How to read the Time-Longitude plots

The vertical axis represents time with the most distant past on the top and becoming more recent as you move down the chart. The Horizontal axis represents longitude.

Eastward movement of a strong MJO event would be seen as a diagonal line of violet (downward from left to right) in the OLR diagram, and a corresponding diagonal line of purple in the wind diagram. These diagonal lines would most likely fall between 60°E and 150°E and they would be repeated nearly every 1 to 2 months.

Weekly Tropical Climate Note

Issued 1 September 2015

Tropical activity in the Pacific region

Four significant weather systems are currently affecting the central and eastern Pacific Ocean. Hurricanes Kilo and Jimena are well away from any land areas, while hurricane Ignacio is expected to continue to track north of the Hawaiian Islands and not significantly affect the region. Further east, a developing tropical low lies off the west coast of Mexico. This system is not expected to impact the Mexican or Californian coast as a hurricane.

A rare tropical cyclone is currently affecting the Cape Verde island group in the North Atlantic Ocean. Tropical storm Fred, which reached hurricane strength at its peak intensity, is the first system to affect the Cape Verde Islands since reliable satellite imagery became available in the 1970s.

Madden-Julian Oscillation remains weak

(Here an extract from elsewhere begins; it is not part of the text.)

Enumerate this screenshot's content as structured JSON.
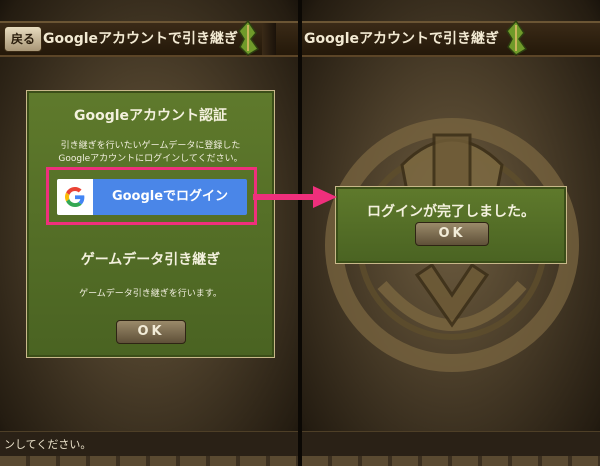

The Madden-Julian Oscillation (MJO) signal remains weak or indiscernible. Climate models indicate that it is likely to remain weak over the next fortnight, and as such, it is unlikely to significantly influence tropical weather in the coming weeks. In the absence of a clear MJO signal, warm oceans in the tropical Pacific Ocean, related to El Niño, will continue to be dominant drivers for tropical activity across the region. Though the MJO is weak, the most active period for tropical activity in the northern hemisphere is during September. Therefore there is still a heightened chance of tropical cyclone development, especially over the central and eastern tropical Pacific Ocean, where the ocean is significantly warmer than normal due to El Niño.

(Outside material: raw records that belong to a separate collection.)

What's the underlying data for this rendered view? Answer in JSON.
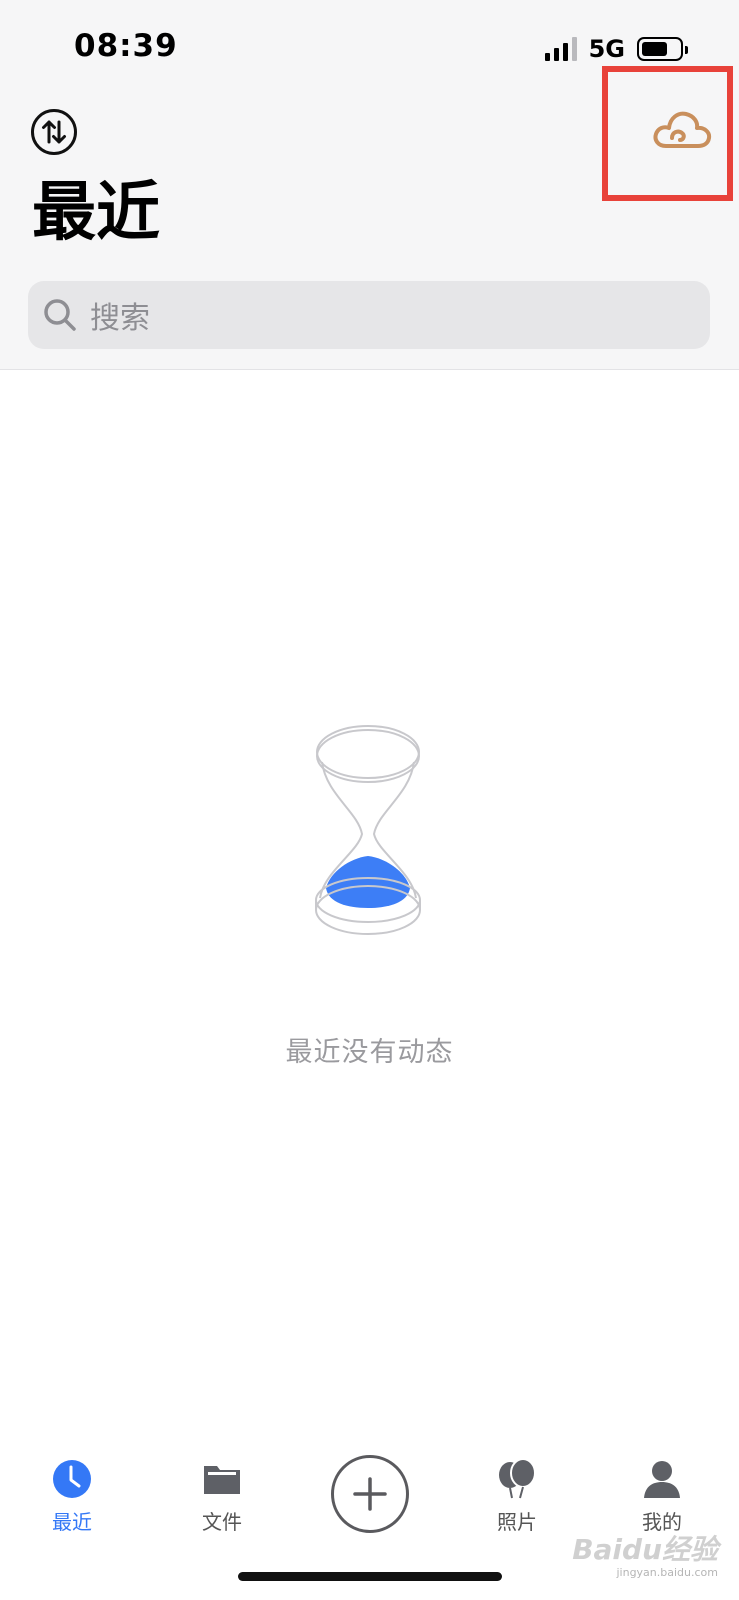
{
  "status_bar": {
    "time": "08:39",
    "network": "5G",
    "icons": [
      "signal-icon",
      "battery-icon"
    ]
  },
  "header": {
    "sort_icon": "sort-arrows-icon",
    "cloud_icon": "cloud-icon",
    "title": "最近",
    "highlight_color": "#e8423a"
  },
  "search": {
    "placeholder": "搜索",
    "icon": "search-icon"
  },
  "empty_state": {
    "icon": "hourglass-icon",
    "message": "最近没有动态",
    "accent_color": "#3d7ef6"
  },
  "tab_bar": {
    "active_color": "#3478f6",
    "items": [
      {
        "label": "最近",
        "icon": "clock-icon",
        "active": true
      },
      {
        "label": "文件",
        "icon": "folder-icon",
        "active": false
      },
      {
        "label": "",
        "icon": "plus-icon",
        "active": false
      },
      {
        "label": "照片",
        "icon": "balloon-icon",
        "active": false
      },
      {
        "label": "我的",
        "icon": "person-icon",
        "active": false
      }
    ]
  },
  "watermark": {
    "text": "Baidu经验",
    "subtext": "jingyan.baidu.com"
  }
}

See the Bureau's MJO Monitoring for current MJO information.

El Niño strengthens

The 2015 El Niño is now the strongest El Niño since 1997–98. The tropical Pacific Ocean and atmosphere are fully coupled, with sea surface temperatures well above El Niño thresholds, consistently weak trade winds, and a strongly negative Southern Oscillation Index. Weekly tropical Pacific Ocean temperature anomalies (i.e. difference from normal) in the central Pacific are now at their highest values since 1997–98, though still remain more than half a degree below the peak observed during 1997–98.

Most international climate models surveyed by the Bureau of Meteorology indicate the tropical Pacific will continue to warm, with the largest anomalies occurring later in the year. Typically, El Niño peaks during the late austral spring or early summer, and weakens during late summer to autumn. The 2015 event has, so far, been following a normal El Niño life cycle.

See the Bureau of Meteorology's ENSO Wrap-Up for official El Niño information.

Next update expected by 8 September 2015 | Product Code IDCKGEW000

ACKNOWLEDGEMENT: Interpolated OLR data provided by the NOAA/OAR/ESRL PSD, Boulder, Colorado, USA.

Product Code: IDCKGEWWOO